It’s not clear that Whitaker will need to step aside, and there were no signs Thursday that he intended to do so. Sessions recused himself in March 2017 because of his work on Trump’s campaign and following the revelation that he had met during the 2016 campaign with the Russian ambassador to the U.S.



As deputy attorney general, Rosenstein is responsible for the day-to-day operations of the Justice Department, including the activities of the country’s U.S. attorneys. One of those offices, in New York, is leading an investigation involving the president’s former personal lawyer, Michael Cohen, and hush money payments Cohen says he made to two women who say they had sex with Trump.

Rosenstein appointed Mueller as special counsel after Sessions recused himself and after Trump fired former FBI Director James Comey.

The No. 2 official remains in his position with most of the same duties as before, even though his own job status has appeared questionable at times. It’s possible he’ll still play a role in the Mueller investigation, but the Justice Department made clear Wednesday that Whitaker “is in charge of all matters under the purview of the Department of Justice.”



The former FBI director has been working with a team of prosecutors and agents for the last year and a half to investigate whether the Trump campaign illegally co-ordinated with Russia to tip the 2016 election, and whether Trump tried to obstruct that investigation.

The investigation has produced 32 criminal charges, including guilty pleas from four former Trump associates.

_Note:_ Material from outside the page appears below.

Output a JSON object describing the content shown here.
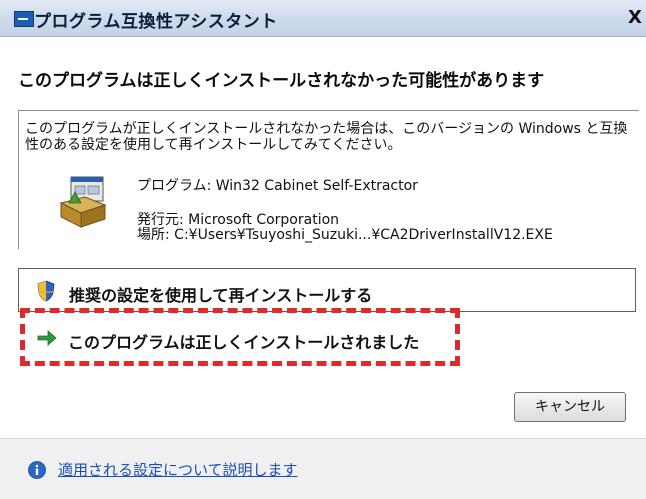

But the key collusion and obstruction questions that underpin the investigation remain unanswered, and a grand jury in Washington continues to hear evidence about Trump confidant Roger Stone.

Mueller, who has been negotiating with Trump’s lawyers about interviewing the president, is expected to produce a written report for the Justice Department that explains the findings, though it’s not clear how much will be public.


Associated Press writer Chad Day in Washington contributed to this report.